» **Exercise brief**
Using the data beneath, show every line that includes the word "text".

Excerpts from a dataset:
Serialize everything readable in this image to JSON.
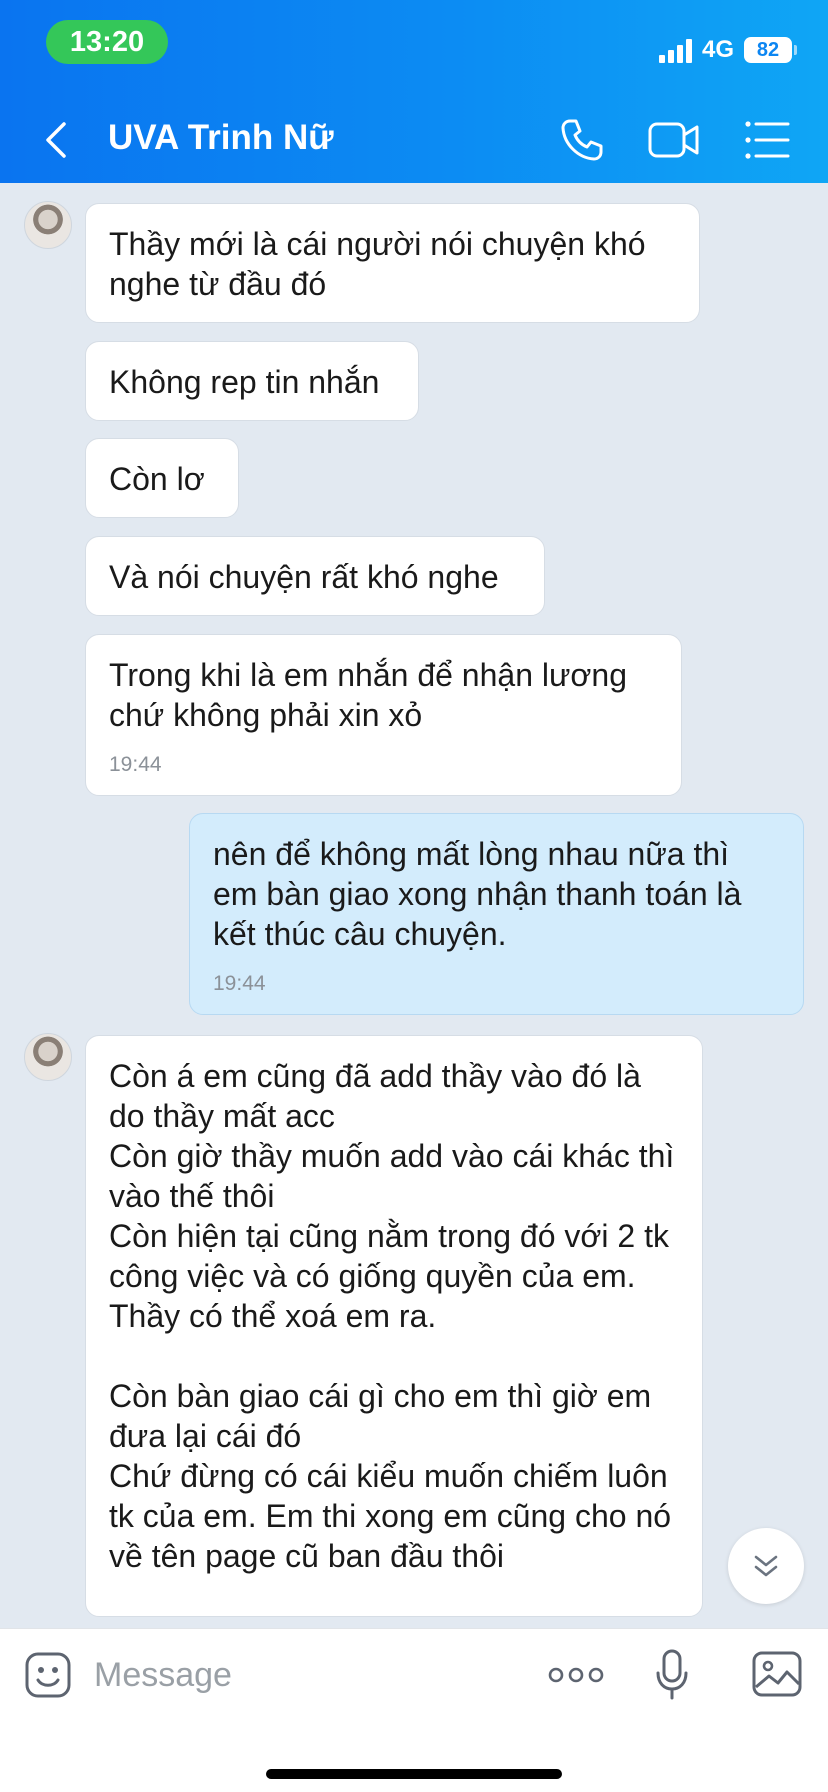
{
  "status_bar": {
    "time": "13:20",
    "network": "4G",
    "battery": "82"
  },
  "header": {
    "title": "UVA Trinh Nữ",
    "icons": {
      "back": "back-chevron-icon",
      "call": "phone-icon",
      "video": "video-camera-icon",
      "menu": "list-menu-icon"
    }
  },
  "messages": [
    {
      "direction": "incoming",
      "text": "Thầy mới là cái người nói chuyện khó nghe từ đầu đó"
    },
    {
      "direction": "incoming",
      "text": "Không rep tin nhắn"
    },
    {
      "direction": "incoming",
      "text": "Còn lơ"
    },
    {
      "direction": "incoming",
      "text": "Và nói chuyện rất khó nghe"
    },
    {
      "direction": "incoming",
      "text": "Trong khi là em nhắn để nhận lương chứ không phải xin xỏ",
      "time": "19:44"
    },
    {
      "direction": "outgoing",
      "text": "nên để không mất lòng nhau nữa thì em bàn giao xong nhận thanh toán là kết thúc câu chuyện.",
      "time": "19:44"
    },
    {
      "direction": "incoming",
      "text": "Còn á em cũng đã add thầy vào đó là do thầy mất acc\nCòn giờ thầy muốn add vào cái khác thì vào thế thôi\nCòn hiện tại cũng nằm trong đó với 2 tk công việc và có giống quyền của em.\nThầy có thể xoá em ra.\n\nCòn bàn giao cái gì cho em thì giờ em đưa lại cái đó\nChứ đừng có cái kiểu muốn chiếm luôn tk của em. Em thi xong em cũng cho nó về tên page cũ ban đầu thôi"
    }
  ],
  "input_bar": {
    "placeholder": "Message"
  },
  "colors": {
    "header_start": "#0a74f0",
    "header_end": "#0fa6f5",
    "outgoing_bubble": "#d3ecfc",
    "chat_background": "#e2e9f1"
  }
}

» **Written solution**
      "text": "Thầy mới là cái người nói chuyện khó nghe từ đầu đó"
      "text": "Không rep tin nhắn"
      "text": "Còn lơ"
      "text": "Và nói chuyện rất khó nghe"
      "text": "Trong khi là em nhắn để nhận lương chứ không phải xin xỏ",
      "text": "nên để không mất lòng nhau nữa thì em bàn giao xong nhận thanh toán là kết thúc câu chuyện.",
      "text": "Còn á em cũng đã add thầy vào đó là do thầy mất acc\nCòn giờ thầy muốn add vào cái khác thì vào thế thôi\nCòn hiện tại cũng nằm trong đó với 2 tk công việc và có giống quyền của em.\nThầy có thể xoá em ra.\n\nCòn bàn giao cái gì cho em thì giờ em đưa lại cái đó\nChứ đừng có cái kiểu muốn chiếm luôn tk của em. Em thi xong em cũng cho nó về tên page cũ ban đầu thôi"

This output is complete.